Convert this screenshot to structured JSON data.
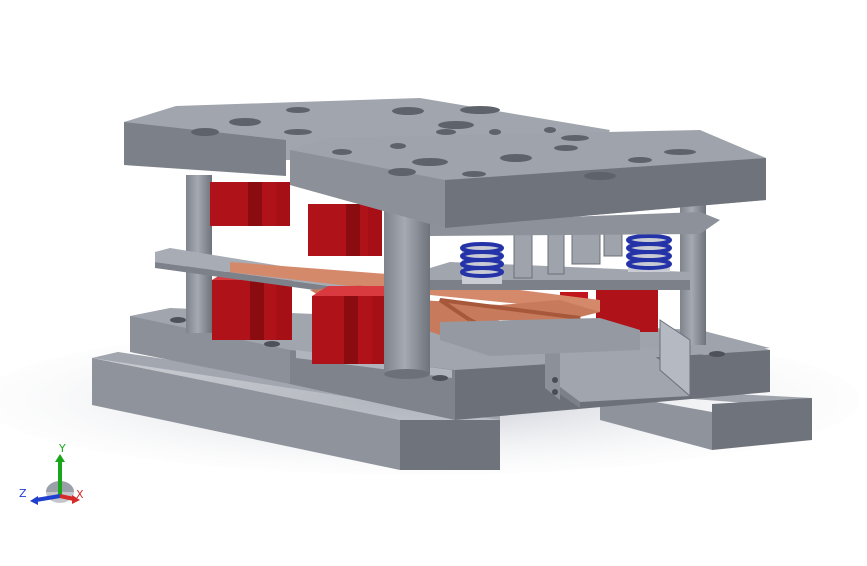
{
  "viewport": {
    "background": "#ffffff",
    "model": "stamping-die-assembly",
    "colors": {
      "steel": "#8f939b",
      "steel_dark": "#6c7078",
      "steel_top": "#9ea3ac",
      "guide_block": "#c8141b",
      "spring": "#2433a8",
      "strip": "#d4896b"
    }
  },
  "triad": {
    "x_label": "X",
    "y_label": "Y",
    "z_label": "Z",
    "x_color": "#d42a2a",
    "y_color": "#1aa61a",
    "z_color": "#1f3fcc"
  }
}
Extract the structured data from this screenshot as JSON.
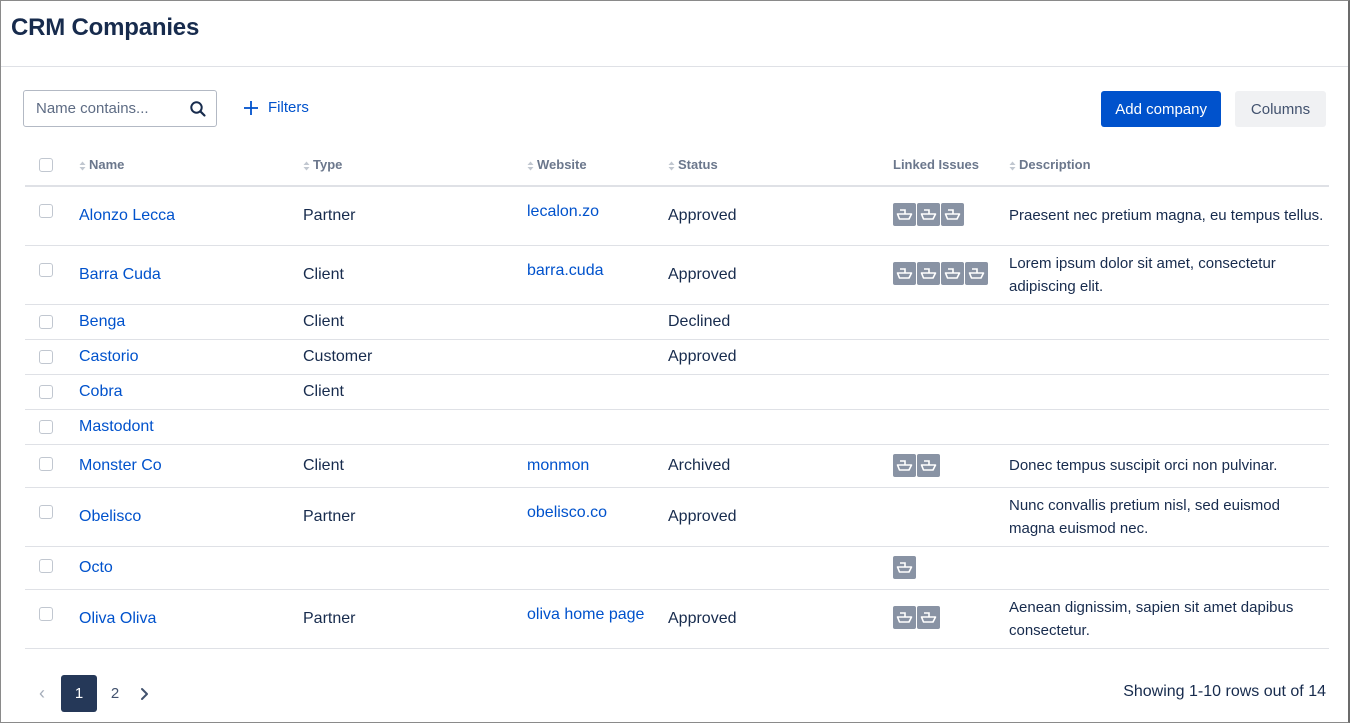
{
  "page": {
    "title": "CRM Companies"
  },
  "toolbar": {
    "search_placeholder": "Name contains...",
    "filters_label": "Filters",
    "add_label": "Add company",
    "columns_label": "Columns"
  },
  "table": {
    "headers": {
      "name": "Name",
      "type": "Type",
      "website": "Website",
      "status": "Status",
      "linked": "Linked Issues",
      "description": "Description"
    },
    "rows": [
      {
        "name": "Alonzo Lecca",
        "type": "Partner",
        "website": "lecalon.zo",
        "status": "Approved",
        "issues": 3,
        "description": "Praesent nec pretium magna, eu tempus tellus."
      },
      {
        "name": "Barra Cuda",
        "type": "Client",
        "website": "barra.cuda",
        "status": "Approved",
        "issues": 4,
        "description": "Lorem ipsum dolor sit amet, consectetur adipiscing elit."
      },
      {
        "name": "Benga",
        "type": "Client",
        "website": "",
        "status": "Declined",
        "issues": 0,
        "description": ""
      },
      {
        "name": "Castorio",
        "type": "Customer",
        "website": "",
        "status": "Approved",
        "issues": 0,
        "description": ""
      },
      {
        "name": "Cobra",
        "type": "Client",
        "website": "",
        "status": "",
        "issues": 0,
        "description": ""
      },
      {
        "name": "Mastodont",
        "type": "",
        "website": "",
        "status": "",
        "issues": 0,
        "description": ""
      },
      {
        "name": "Monster Co",
        "type": "Client",
        "website": "monmon",
        "status": "Archived",
        "issues": 2,
        "description": "Donec tempus suscipit orci non pulvinar."
      },
      {
        "name": "Obelisco",
        "type": "Partner",
        "website": "obelisco.co",
        "status": "Approved",
        "issues": 0,
        "description": "Nunc convallis pretium nisl, sed euismod magna euismod nec."
      },
      {
        "name": "Octo",
        "type": "",
        "website": "",
        "status": "",
        "issues": 1,
        "description": ""
      },
      {
        "name": "Oliva Oliva",
        "type": "Partner",
        "website": "oliva home page",
        "status": "Approved",
        "issues": 2,
        "description": "Aenean dignissim, sapien sit amet dapibus consectetur."
      }
    ]
  },
  "pagination": {
    "pages": [
      "1",
      "2"
    ],
    "current": "1",
    "summary": "Showing 1-10 rows out of 14"
  },
  "icons": {
    "search": "search-icon",
    "plus": "plus-icon",
    "sort": "sort-icon",
    "issue": "ship-icon",
    "prev": "chevron-left-icon",
    "next": "chevron-right-icon"
  },
  "colors": {
    "brand": "#0052cc",
    "title": "#172b4d",
    "issue_icon_bg": "#8993a4",
    "pager_active": "#253858"
  }
}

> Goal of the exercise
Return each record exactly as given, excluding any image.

> Expected output
Convert this screenshot to structured JSON data.
{
  "viewport": {
    "background": "#ffffff",
    "model": "stamping-die-assembly",
    "colors": {
      "steel": "#8f939b",
      "steel_dark": "#6c7078",
      "steel_top": "#9ea3ac",
      "guide_block": "#c8141b",
      "spring": "#2433a8",
      "strip": "#d4896b"
    }
  },
  "triad": {
    "x_label": "X",
    "y_label": "Y",
    "z_label": "Z",
    "x_color": "#d42a2a",
    "y_color": "#1aa61a",
    "z_color": "#1f3fcc"
  }
}
Extract the structured data from this screenshot as JSON.
{
  "page": {
    "title": "CRM Companies"
  },
  "toolbar": {
    "search_placeholder": "Name contains...",
    "filters_label": "Filters",
    "add_label": "Add company",
    "columns_label": "Columns"
  },
  "table": {
    "headers": {
      "name": "Name",
      "type": "Type",
      "website": "Website",
      "status": "Status",
      "linked": "Linked Issues",
      "description": "Description"
    },
    "rows": [
      {
        "name": "Alonzo Lecca",
        "type": "Partner",
        "website": "lecalon.zo",
        "status": "Approved",
        "issues": 3,
        "description": "Praesent nec pretium magna, eu tempus tellus."
      },
      {
        "name": "Barra Cuda",
        "type": "Client",
        "website": "barra.cuda",
        "status": "Approved",
        "issues": 4,
        "description": "Lorem ipsum dolor sit amet, consectetur adipiscing elit."
      },
      {
        "name": "Benga",
        "type": "Client",
        "website": "",
        "status": "Declined",
        "issues": 0,
        "description": ""
      },
      {
        "name": "Castorio",
        "type": "Customer",
        "website": "",
        "status": "Approved",
        "issues": 0,
        "description": ""
      },
      {
        "name": "Cobra",
        "type": "Client",
        "website": "",
        "status": "",
        "issues": 0,
        "description": ""
      },
      {
        "name": "Mastodont",
        "type": "",
        "website": "",
        "status": "",
        "issues": 0,
        "description": ""
      },
      {
        "name": "Monster Co",
        "type": "Client",
        "website": "monmon",
        "status": "Archived",
        "issues": 2,
        "description": "Donec tempus suscipit orci non pulvinar."
      },
      {
        "name": "Obelisco",
        "type": "Partner",
        "website": "obelisco.co",
        "status": "Approved",
        "issues": 0,
        "description": "Nunc convallis pretium nisl, sed euismod magna euismod nec."
      },
      {
        "name": "Octo",
        "type": "",
        "website": "",
        "status": "",
        "issues": 1,
        "description": ""
      },
      {
        "name": "Oliva Oliva",
        "type": "Partner",
        "website": "oliva home page",
        "status": "Approved",
        "issues": 2,
        "description": "Aenean dignissim, sapien sit amet dapibus consectetur."
      }
    ]
  },
  "pagination": {
    "pages": [
      "1",
      "2"
    ],
    "current": "1",
    "summary": "Showing 1-10 rows out of 14"
  },
  "icons": {
    "search": "search-icon",
    "plus": "plus-icon",
    "sort": "sort-icon",
    "issue": "ship-icon",
    "prev": "chevron-left-icon",
    "next": "chevron-right-icon"
  },
  "colors": {
    "brand": "#0052cc",
    "title": "#172b4d",
    "issue_icon_bg": "#8993a4",
    "pager_active": "#253858"
  }
}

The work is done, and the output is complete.